GOAL OF THE EXERCISE: Show every line of the records below that contains the word "title".

LISTED RECORDS:
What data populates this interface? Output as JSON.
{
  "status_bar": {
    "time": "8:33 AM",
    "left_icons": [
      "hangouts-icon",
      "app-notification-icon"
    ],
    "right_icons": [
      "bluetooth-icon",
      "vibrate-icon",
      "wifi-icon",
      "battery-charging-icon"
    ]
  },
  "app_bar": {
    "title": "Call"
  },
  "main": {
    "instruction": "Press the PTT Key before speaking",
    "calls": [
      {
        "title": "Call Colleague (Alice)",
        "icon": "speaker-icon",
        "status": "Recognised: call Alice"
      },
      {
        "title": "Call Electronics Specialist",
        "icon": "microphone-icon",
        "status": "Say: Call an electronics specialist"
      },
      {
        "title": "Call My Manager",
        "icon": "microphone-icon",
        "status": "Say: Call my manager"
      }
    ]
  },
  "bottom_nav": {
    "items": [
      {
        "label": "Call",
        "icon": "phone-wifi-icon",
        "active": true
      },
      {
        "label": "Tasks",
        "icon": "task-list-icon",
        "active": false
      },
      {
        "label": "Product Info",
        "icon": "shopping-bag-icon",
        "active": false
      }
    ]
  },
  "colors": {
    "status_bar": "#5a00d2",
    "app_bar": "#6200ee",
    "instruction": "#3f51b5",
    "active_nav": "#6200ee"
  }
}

RESULT:
    "title": "Call"
        "title": "Call Colleague (Alice)",
        "title": "Call Electronics Specialist",
        "title": "Call My Manager",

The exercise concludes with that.